the Year, The Cycle of Life. Witches are not victims, but authors and co-conspirators, in the mysteries they have chosen to
experience. Wiccans, not only are not broken by death and grief, they are enlarged and empowered. Now, we know the full cycle
of birth, life, death, rebirth. Now, am I tempered by grief and true knowledge of life. Now, I have sufficient knowledge to
help others through their trials. And I am not only surviving, I am more than I was before, I am Divinity in its full trinity.
Thus we move to the final stage
- acceptance. In any group this would be a stage where we have begun to pass through the stage of expecting to see our beloved.
And we have integrated their memory into our lives in such a way that we carry forth all that was valued, and release the
pain. This can be a gentle positive process, or a bitter and defeated one. Acceptance based on helplessness is not empowering,
although it also tempers one's inner self. One learns not to fight fiercely for that which is good. One learns that frustration
is inevitable and painful, never to be relieved by the reclamation of they who you loved. In Paganism, we all have a definition
of this full spectrum of life which allows us to integrate the good without having to define the process of death and loss
as bad. Organic processes contain both the growth, and the breakdown of life into its other components, which will recombine
into other forms of life. The cycle is never ending, natural, and somehow reassuring.
Paganism provides us a framework
around which to drape these losses and memories, without guilt or failure.

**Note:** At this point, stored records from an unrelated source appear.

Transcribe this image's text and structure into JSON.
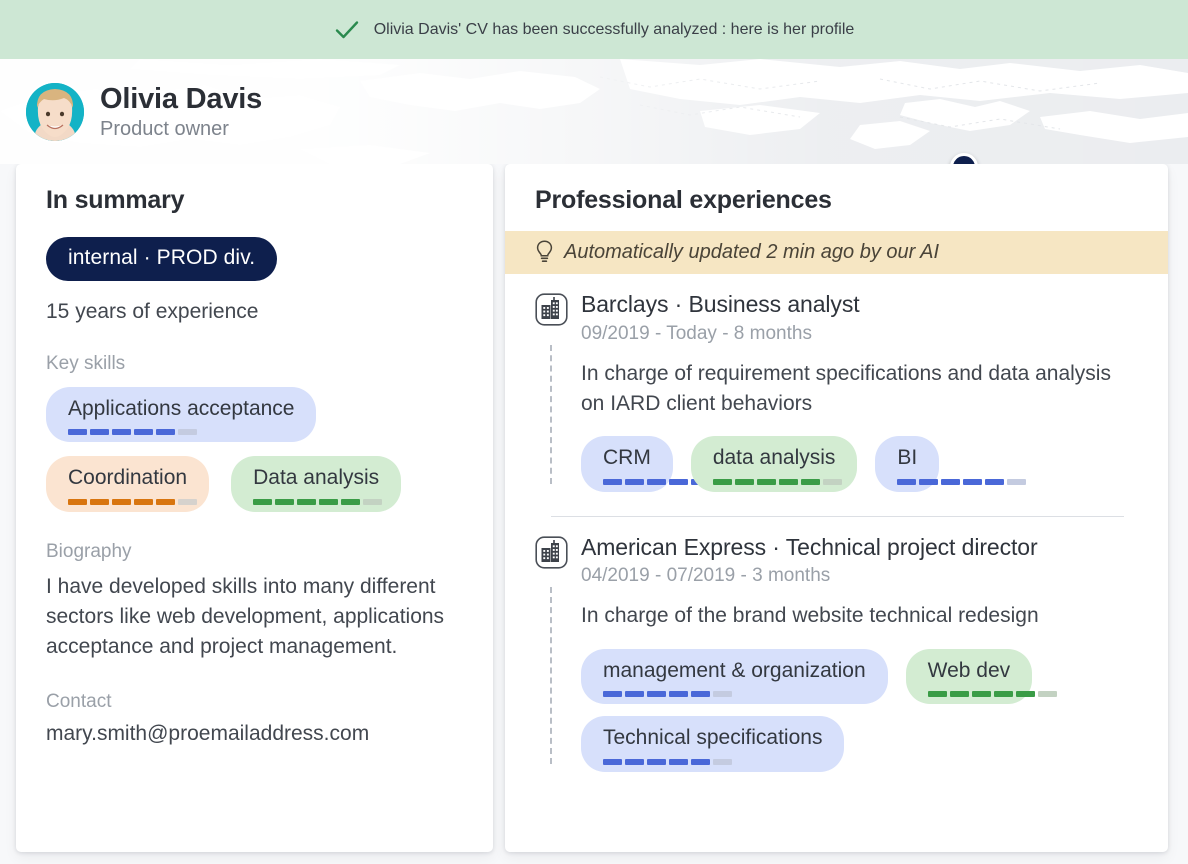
{
  "banner": {
    "icon": "check-icon",
    "message": "Olivia Davis' CV has been successfully analyzed : here is her profile",
    "background_color": "#cde7d4",
    "text_color": "#2a8a4e"
  },
  "header": {
    "avatar_alt": "Olivia Davis photo",
    "name": "Olivia Davis",
    "role": "Product owner",
    "map_pin": {
      "name": "location-pin",
      "color": "#0e1f4d"
    }
  },
  "summary": {
    "title": "In summary",
    "badge": "internal · PROD div.",
    "badge_color": "#0e1f4d",
    "experience": "15 years of experience",
    "key_skills_label": "Key skills",
    "key_skills": [
      {
        "label": "Applications acceptance",
        "color": "blue",
        "level": 5,
        "max": 6
      },
      {
        "label": "Coordination",
        "color": "orange",
        "level": 5,
        "max": 6
      },
      {
        "label": "Data analysis",
        "color": "green",
        "level": 5,
        "max": 6
      }
    ],
    "biography_label": "Biography",
    "biography": "I have developed skills into many different sectors like web development, applications acceptance and project management.",
    "contact_label": "Contact",
    "contact": "mary.smith@proemailaddress.com"
  },
  "experiences_panel": {
    "title": "Professional experiences",
    "notice": {
      "icon": "lightbulb-icon",
      "text": "Automatically updated 2 min ago by our AI",
      "background_color": "#f6e6c3"
    },
    "items": [
      {
        "icon": "building-icon",
        "title": "Barclays · Business analyst",
        "dates": "09/2019 - Today - 8 months",
        "description": "In charge of requirement specifications and data analysis on IARD client behaviors",
        "tags": [
          {
            "label": "CRM",
            "color": "blue",
            "level": 5,
            "max": 6
          },
          {
            "label": "data analysis",
            "color": "green",
            "level": 5,
            "max": 6
          },
          {
            "label": "BI",
            "color": "blue",
            "level": 5,
            "max": 6
          }
        ]
      },
      {
        "icon": "building-icon",
        "title": "American Express · Technical project director",
        "dates": "04/2019 - 07/2019 - 3 months",
        "description": "In charge of the brand website technical redesign",
        "tags": [
          {
            "label": "management & organization",
            "color": "blue",
            "level": 5,
            "max": 6
          },
          {
            "label": "Web dev",
            "color": "green",
            "level": 5,
            "max": 6
          },
          {
            "label": "Technical specifications",
            "color": "blue",
            "level": 5,
            "max": 6
          }
        ]
      }
    ]
  }
}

And it provides hope in a way that only re-incarnational
beliefs can solace - our loved ones, our selves, our world, will be back, will return, will continue in the ongoing dance
of life, death, transformation and rebirth. In the parlance of the new grief process, we reinvest in the new reality. This
idea is very Pagan in concept. Yet, it is not necessarily a new reality, so much as a new view of it. We don't have to replace
our loved one. That's not possible. Now we have to decide to see and experience the value of others, to take in hand another
tool. No, we can't go back, we are forever changed, but we are not lessened.
As I bury my friend, I give her back to the world of possibilities.
She will become part of the whole once again, and have new choices, exploration and accomplishments. I will miss her - that
hurts dreadfully now. Later I will integrate Kashi and this experience into my life and the tapestry I share with others on
our path. Nothing is ever lost, it is only transformed.